By Rob Clarke Driven Sports
Why does doing too much for too long cause problems? Why can’t you train excessively and continue to grow bigger and stronger ad infinitum?
In part three I quoted coach Dan John that every program works for about two weeks. However in part two I also described the whole “confusion training” concept of switching up workouts every time you enter the gym as being illogical due to the neural adaptation aspect of repeating the same movement frequently. While these two things may appear to be at odds with each other, they really aren’t. The two week thing is not an invitation to switch up your workouts twice per month. You should still focus on progressively stressing the muscle over time with higher loads or higher repetitions, within your means of recuperation. Let’s focus on what the latter part of that sentence means.
The generalized theories of training
In his book, Vladimir Zatsiorsky (the Olympic coach mentioned in the previous instalment who trained athletes with hyper-frequency) explains the one- and two-factor theories of training. The one-factor theory is about the effects that weight training has on the depletion of what he calls certain “biochemical substances”. Obviously this includes things like glycogen, which is expended during workouts. The theory states that as this depletion occurs a restoration process occurs which brings the level of the biochemical substances beyond the level they were previously at. This is called supercompensation. It sounds a lot like muscle recovery and growth, right? Right. It is far from ideal to disrupt the supercompensation effect. This is why I cannot stress the importance of rest days enough. Not “no-weights-just-cardio” days. Rest days.
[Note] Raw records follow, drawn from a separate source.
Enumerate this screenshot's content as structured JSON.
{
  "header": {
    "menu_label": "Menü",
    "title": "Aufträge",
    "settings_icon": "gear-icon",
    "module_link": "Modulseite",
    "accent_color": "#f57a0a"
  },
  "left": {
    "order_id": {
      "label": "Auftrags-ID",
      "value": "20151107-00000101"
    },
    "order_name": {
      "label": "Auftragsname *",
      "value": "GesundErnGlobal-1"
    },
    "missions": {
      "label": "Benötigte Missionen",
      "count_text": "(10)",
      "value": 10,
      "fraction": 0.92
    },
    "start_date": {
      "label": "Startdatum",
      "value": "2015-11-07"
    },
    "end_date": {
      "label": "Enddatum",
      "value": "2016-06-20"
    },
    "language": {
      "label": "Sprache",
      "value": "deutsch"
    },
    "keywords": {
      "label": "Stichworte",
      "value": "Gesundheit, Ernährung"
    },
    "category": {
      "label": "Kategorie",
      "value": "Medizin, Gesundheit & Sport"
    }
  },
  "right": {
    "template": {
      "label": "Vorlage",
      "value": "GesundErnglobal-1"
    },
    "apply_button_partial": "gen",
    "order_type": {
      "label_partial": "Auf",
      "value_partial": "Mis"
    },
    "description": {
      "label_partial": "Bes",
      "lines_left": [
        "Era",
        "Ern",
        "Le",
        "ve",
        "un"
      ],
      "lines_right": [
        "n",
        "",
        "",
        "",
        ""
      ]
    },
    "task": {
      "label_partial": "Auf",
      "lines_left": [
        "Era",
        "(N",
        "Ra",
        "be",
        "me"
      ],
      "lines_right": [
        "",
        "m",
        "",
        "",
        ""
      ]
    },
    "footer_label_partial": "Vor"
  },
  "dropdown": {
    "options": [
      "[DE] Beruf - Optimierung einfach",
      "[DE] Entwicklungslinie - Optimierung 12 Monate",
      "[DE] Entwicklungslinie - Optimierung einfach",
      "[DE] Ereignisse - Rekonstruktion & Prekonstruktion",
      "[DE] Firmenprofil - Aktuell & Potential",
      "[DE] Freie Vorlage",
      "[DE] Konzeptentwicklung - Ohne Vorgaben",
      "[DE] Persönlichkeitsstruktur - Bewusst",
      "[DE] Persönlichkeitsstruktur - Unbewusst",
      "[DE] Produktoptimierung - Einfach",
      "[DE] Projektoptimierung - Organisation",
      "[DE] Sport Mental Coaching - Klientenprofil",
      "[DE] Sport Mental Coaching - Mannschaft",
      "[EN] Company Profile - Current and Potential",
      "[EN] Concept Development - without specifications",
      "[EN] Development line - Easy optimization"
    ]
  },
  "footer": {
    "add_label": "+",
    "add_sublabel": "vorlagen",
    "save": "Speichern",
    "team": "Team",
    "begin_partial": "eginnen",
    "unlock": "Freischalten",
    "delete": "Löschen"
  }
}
The two-factor theory is also called the fitness-fatigue theory. Essentially, you take the productivity of the workout (the “fitness”) and subtract the muscle damage and exhaustion (the “fatigue”) that you accumulated achieving said productivity. However there is a concept that arises from this that fitness is “masked by fatigue”, or words to that effect (it is usually referred to as “fatigue masks fitness”). What this means is that it is difficult to assess the productivity of a workout because the fatigue you accumulate is more obvious. But the phrase actually goes deeper than this, and it is traced back to the neural reinforcement discussed in Friday’s article.
The law of diminishing returns
The law of diminishing returns describes the point at which output begins to decrease despite further input. In other words the point where more does not mean better, and in many cases where more is actually worse. In this case the input could refer to intensity, volume, or frequency. The output here, is your gains.
An intensity level that may cause you to over-train right now may not have the same effect in several months time if you casually build up to it. Those Olympic athletes with eighteen workouts per week did not just jump straight into them. Like them, you can condition your body to the stimulus over time, and the body is such a resilient beast that can withstand a lot of what you throw at it. In the same vein, a short-term overreaching program may not over-train you right now providing you stay on it short-term, but when used long-term it may ultimately lead to burn out.
In other words you can accumulate quite a lot of fatigue for a short period of time while still gaining fitness, but eventually you will hit the point of diminishing returns - the point where fatigue massively outweighs any fitness and you begin to regress. When this point occurs varies amongst individuals but the more astute of you that read yesterday’s article will recall that it’s usually “about two weeks.”
This doesn’t mean that after two weeks you’ll be suddenly over-trained. It simply means that most people will find themselves start to go backwards from this point. Unless, of course, they strategically map their training programs into phases of “highs” and “lows” over a longer period of time. What I’m getting at is something most of you will not want to hear – hell, I don’t even like to write it – because in your mind you want to train 110% all the time. Even more so when Craze™ is involved. Unfortunately this is not the case. At least it can’t be if you want to succeed with your goals, and assuming that you aren’t of the genetic elite.
Training cycles: overreach, then compensate
Regulating your training into cycles of highs and lows, as much as the lows may suck mentally, is a sound programming concept. It can pay off in spades, particularly when you notice your strength gains really taking off in the long run. This effect is typically called the “long-term delayed training effect”, a phrase discussed by Mel Siff and Yuri Verkoshansky in the strength bible that is ‘Supertraining’. In the book the authors essentially state that strength gains come around 2-4 weeks after a specific overreaching period. The best programs have designated periods of overreaching followed by specific periods of supercompensation to take full advantage of this phenomenon.
Not everyone has the psychological ability spend time going to the gym but not push themselves to their extreme. A week of deloading can feel like a week of lost progress. I know this from personal experience, but thankfully that experience has also shown me that the deload phase is necessary for further progress. Pushing yourself progressively each workout is important, but sticking with a weight for a longer period (or even reducing it) can reap dividends. A great sentence was thought up by writer Matthew Perryman when he said you should “consider the benefit of letting a weight mature as you handle it across repeated sessions. Strength is not only measured by your best. It can be measured by speed and confidence with a weight. It can mean getting familiar with a weight.”
We know that it is literally molecular differences between people that allow the genetically elite to succeed in programs that would grind down other individuals. These are the people you see when you watch sports of TV – athletes at the top of their game. The final article will take a look at these and my own personal experience with one.